How Cowardice and Anti-Semitism Stopped One of the Earliest Anti-Nazi Films from Getting Made

In 1933, Herman Mankiewicz—a writer and producer with a successful career at MGM—authored a screenplay for a movie called The Mad Dog of Europe, set in Transylvania (an obvious stand-in for Germany) and focusing on two families, one Jewish and the other Christian. Deeply scarred by his service in World War I, a member of the latter family then falls under the influence of a deranged former housepainter named Adolf Mitler, and melodrama ensues. Mankiewicz teamed up with the producer Sam Jaffe to make the movie, but their efforts, which continued right up until 1939, were thwarted at every turn, as Sydney Ladensohn Stern recounts:

Although the studios’ top executives were almost all Jewish, they were well aware of anti-Semitism’s prevalence in American culture and the dangers it posed to them. While leaders in other industries were praised for fulfilling the American Dream, successful motion-picture business executives were routinely portrayed as ignorant, jumped-up former garment merchants—“pants pressers, delicatessen dealers, furriers, and penny showmen,” as Karl K. Kitchen wrote in Columbia, the official Knights of Columbus magazine. . . .

They were maligned as greedy capitalists whose sensational products corrupted wholesome Christian Americans, especially during a time when the Depression fueled so many resentments. They knew that if they depicted Nazi abuses, they risked being branded as warmongers, trying to pull the United States into a European problem to help their co-religionists.

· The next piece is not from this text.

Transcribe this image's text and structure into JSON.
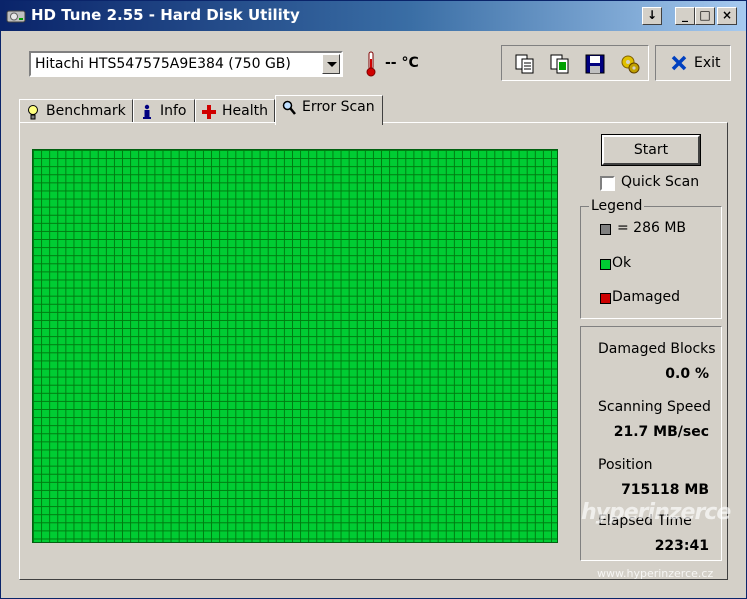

Even as Mankiewicz and Jaffe had little luck finding backers, they soon encountered more active opponents, including Will Hays, the president of the Motion Picture Producers and Distributors of America (MPPDA):

Hays summoned [Jaffe] and Mankiewicz to his office and accused them of greed: they were exploiting “a scarehead situation for the picture which, if made, might return them a tremendous profit while creating heavy losses for the industry.” Then he asked, even if they were to find a studio willing to rent them production facilities, how could they exhibit the film if all the major theaters refused them? . . .

As Jaffe set up an office and hired the playwright Lynn Root to work on the script, a number of Jewish organizations mobilized. They, too, wanted Americans informed about Hitler and the Nazis, but they wanted the word spread by non-Jewish messengers. The Anti-Defamation League (ADL), which had been organized in 1913 specifically to combat anti-Semitism, joined studio heads and the MPPDA in actively opposing the realization of Mad Dog. They feared it would provoke accusations of Jewish warmongering, and they worried that if it failed commercially, it would demonstrate American apathy to Hitler or even pave the way for pro-Nazi films.

Read more at Commentary

More about: ADL, American Jewish History, Anti-Semitism, Hollywood, Nazi Germany

Saudi Arabia Should Open Its Doors to Israeli—and Palestinian—Pilgrims

On the evening of June 26 the annual period of the Hajj begins, during which Muslims from all over the world visit Mecca and perform prescribed religious rituals. Because of the de-jure state of war between Saudi Arabia and the Jewish state, Israeli Muslim pilgrims—who usually number about 6,000—must take a circuitous (and often costly) route via a third country. The same is true for Palestinians. Mark Dubowitz and Tzvi Kahn, writing in the Saudi paper Arab News, urge Riyadh to reconsider its policy:

[I]f the kingdom now withholds consent for direct flights from Israel to Saudi Arabia, it would be a setback for those normalization efforts, not merely a continuation of the status quo. It is hard to see what the Saudis would gain from that.

One way to support the arrangement would be to include Palestinians in the deal. Israel might also consider earmarking its southern Ramon Airport for the flights. After all, Ramon is significantly closer to the kingdom than Ben-Gurion Airport, making for cheaper routes. Its seclusion from Israeli population centers would also help Israeli efforts to monitor outgoing passengers and incoming flights for security purposes.

A pilot program that ran between August and October proved promising, with dozens of Palestinians from the West Bank traveling back and forth from Ramon to Cyprus and Turkey. This program proceeded over the objections of the Palestinian Authority, which fears being sidelined by such accommodations. Jordan, too, has reason to be concerned about the loss of Palestinian passenger dinars at Amman’s airports.

But Palestinians deserve easier travel. Since Israel is willing to be magnanimous in this regard, Saudi Arabia can certainly follow suit by allowing Ramon to be the springboard for direct Hajj flights for Palestinian and Israeli Muslims alike. And that would be a net positive for efforts to normalize ties between [Jerusalem] and Riyadh.

Read more at Arab News

More about: Israel-Arab relations, Israeli Arabs, Palestinians, Saudi Arabia